For years my friend Esta - Esther foreshortened - rented a little house that was both a home and a business. Here she lived, and here she operated no fewer than four looms, weaving for people beautiful clothes, curtains, tablecloths, blankets, and even pillowcases. She never wove a thread that didn't carry a gleam from the shaft of sunlight in which she worked.
One night when she was out, some vandals broke into the house and with axes chopped her looms, every one, to pieces. She came home to find their once perfectly timed parts and glossy wood scattered everywhere. It was as if her craft itself lay broken and lost.
For several days she was too grief-stricken to know what to do. Then, rallying herself, she set out to find work somewhere, so that she could buy new looms and begin again. But there was none.
Her savings began to go. She decided it was best to store her belongings and take a furnished room until things got better. And so, one day in late autumn, I came, with other friends, to help her move out.
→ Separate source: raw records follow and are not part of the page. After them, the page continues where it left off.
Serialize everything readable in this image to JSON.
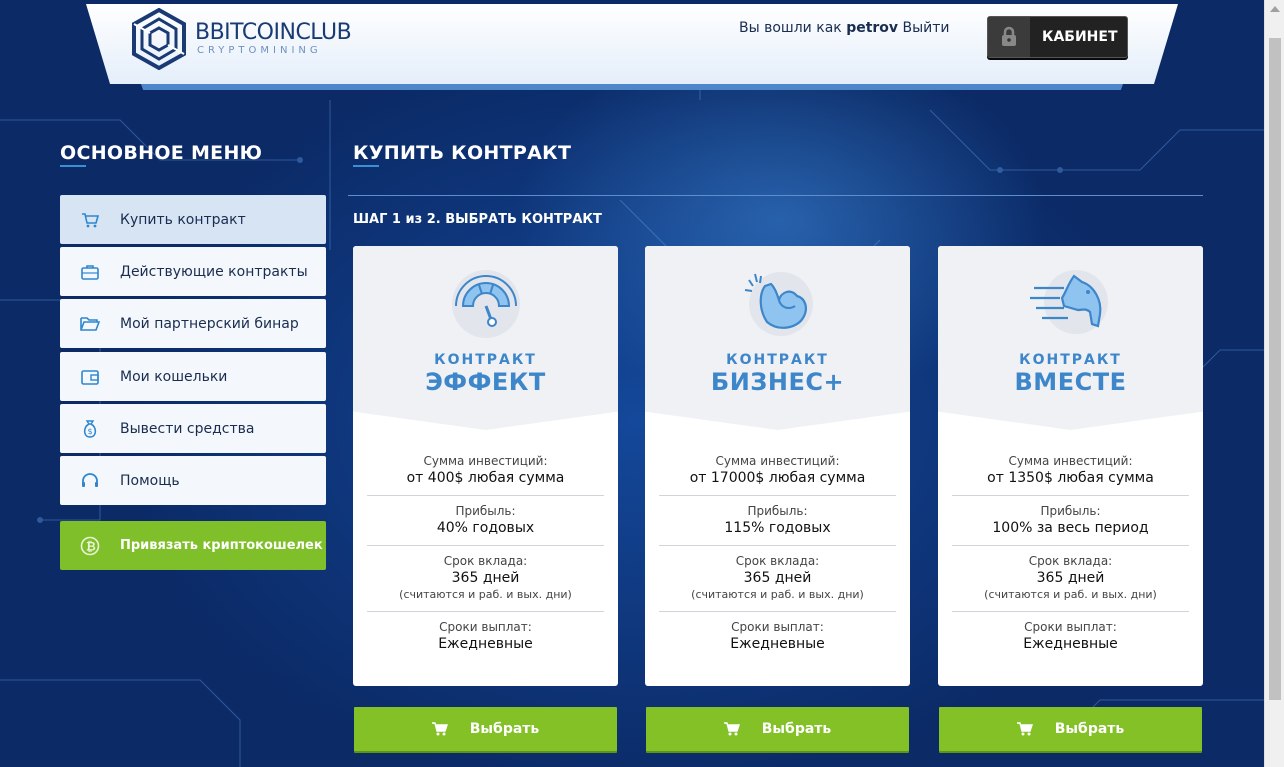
{
  "header": {
    "logo_name": "BBITCOINCLUB",
    "logo_sub": "CRYPTOMINING",
    "logged_in_prefix": "Вы вошли как",
    "username": "petrov",
    "logout": "Выйти",
    "cabinet": "КАБИНЕТ"
  },
  "sidebar": {
    "title": "ОСНОВНОЕ МЕНЮ",
    "items": [
      {
        "label": "Купить контракт",
        "icon": "cart-icon"
      },
      {
        "label": "Действующие контракты",
        "icon": "briefcase-icon"
      },
      {
        "label": "Мой партнерский бинар",
        "icon": "folder-icon"
      },
      {
        "label": "Мои кошельки",
        "icon": "wallet-icon"
      },
      {
        "label": "Вывести средства",
        "icon": "money-bag-icon"
      },
      {
        "label": "Помощь",
        "icon": "headset-icon"
      }
    ],
    "crypto_button": "Привязать криптокошелек"
  },
  "main": {
    "title": "КУПИТЬ КОНТРАКТ",
    "step": "ШАГ 1 из 2. ВЫБРАТЬ КОНТРАКТ",
    "cards": [
      {
        "kind": "КОНТРАКТ",
        "name": "ЭФФЕКТ",
        "icon": "speedometer-icon",
        "invest_label": "Сумма инвестиций:",
        "invest_value": "от 400$ любая сумма",
        "profit_label": "Прибыль:",
        "profit_value": "40% годовых",
        "term_label": "Срок вклада:",
        "term_value": "365 дней",
        "term_note": "(считаются и раб. и вых. дни)",
        "payout_label": "Сроки выплат:",
        "payout_value": "Ежедневные",
        "button": "Выбрать"
      },
      {
        "kind": "КОНТРАКТ",
        "name": "БИЗНЕС+",
        "icon": "muscle-arm-icon",
        "invest_label": "Сумма инвестиций:",
        "invest_value": "от 17000$ любая сумма",
        "profit_label": "Прибыль:",
        "profit_value": "115% годовых",
        "term_label": "Срок вклада:",
        "term_value": "365 дней",
        "term_note": "(считаются и раб. и вых. дни)",
        "payout_label": "Сроки выплат:",
        "payout_value": "Ежедневные",
        "button": "Выбрать"
      },
      {
        "kind": "КОНТРАКТ",
        "name": "ВМЕСТЕ",
        "icon": "horse-head-icon",
        "invest_label": "Сумма инвестиций:",
        "invest_value": "от 1350$ любая сумма",
        "profit_label": "Прибыль:",
        "profit_value": "100% за весь период",
        "term_label": "Срок вклада:",
        "term_value": "365 дней",
        "term_note": "(считаются и раб. и вых. дни)",
        "payout_label": "Сроки выплат:",
        "payout_value": "Ежедневные",
        "button": "Выбрать"
      }
    ]
  },
  "colors": {
    "background": "#0d3273",
    "accent_blue": "#3d86c9",
    "green": "#83c127",
    "text_dark": "#1a2d50"
  }
}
After we'd finished loading everything into a U-Haul truck, and had scrubbed the house clean, she was suddenly nowhere to be found. We thought perhaps she didn't want to be there when the truck left. Then I saw her, standing behind it and looking at a flowering sprig that had accidentally gotten stuck in the door.
It looked, in the wind, as if it were waving goodbye to her on behalf of her belongings. But from the expression on her small, dark-eyed face, ringed with blue-black curls all soapy-sudsy from scrubbing, I saw that, in her mind at least, the sprig was entreating her to come join her belongings and be stored, too. Already she missed them that much.
I left it in the door, hoping that, broken from its roots yet still flowering , it might seem a sign of life to her for the things inside the truck. Then I got in and drove off to the warehouse. In her sadness Esta hadn't even lifted her hands from her sides to make a gesture of apology for not answering the sprig's entreaty.
One day a few weeks ago, exactly a year from that hard day, I went to see her. Her spirits were very low. She hadn't yet found work; her things were still in storage. She was living in a rooming house, doing kitchen chores at a county building in return for a welfare check.
We sat in a calico play of morning light and shadow, sharing a bagel I'd brought. Esta is very young and shy. I've known her ever since, years ago, she made me a shirt, strong yet ethereal, in which I feel both brave and wise; I was wearing it. With her, as with any deep and troubled friend, it was good just to be silent together.
I looked out the window at the leaves crisply scudding over a hilltop. Suddenly I had an adventurous idea.
''Let's go to the warehouse,'' I said.
She smiled doubtfully. ''To the warehouse, David?''
''Yes. Let's go say hello to your things. I'll bet they're pretty lonely.''
She laughed. ''All right.''
The warehouse was blocks away, but it didn't take us long to outdo the leaves and get there. The request to have her storage bin opened struck the workers as a bit unusual, but I explained that it was an anniversary, and the request was granted.
And then there they were, her belongings.
Her Goodwill sofa with the mouse-squeak springs that she loved to bounce up and down on. Her stiff blue chair where she always sat when she expected the worst. Her slouchy yellow chair where she always sat when she knew the worst was over. Her lamps, those ice cream cones of every flavor of light. Her boxes of books, records, handmade goofy clothes. The whole beloved menagerie pitting its crazy-quilt solidarity against musty exile.
It was risky, I know, asking her to come say this hello to her belongings. In a way it was like visiting a graveyard, where things are between worlds. It might only have made worse the pain of missing them.
Instead, to my joy, it helped her. There were tears in her eyes, but the tears of someone whose incentive to restore her life was being renewed. Everybody needs sometimes to feel a foundation in this shifty world, especially if he and it have been in different places for so long.
''What do you say we take a couple of things on an outing today?'' I suggested.
''An outing, David?''
''Yes. A walk in the sunshine. How about those pillows?'' I pointed.
''God must love me very much,'' she said, ''to have given me such crazy friends.''
This request, too, was granted, and out we went into the sunshine with the pillows. We walked for miles in the city park, in peace and silence. Then a great and wonderful pillow fight broke out, and the bright air rang with our cries.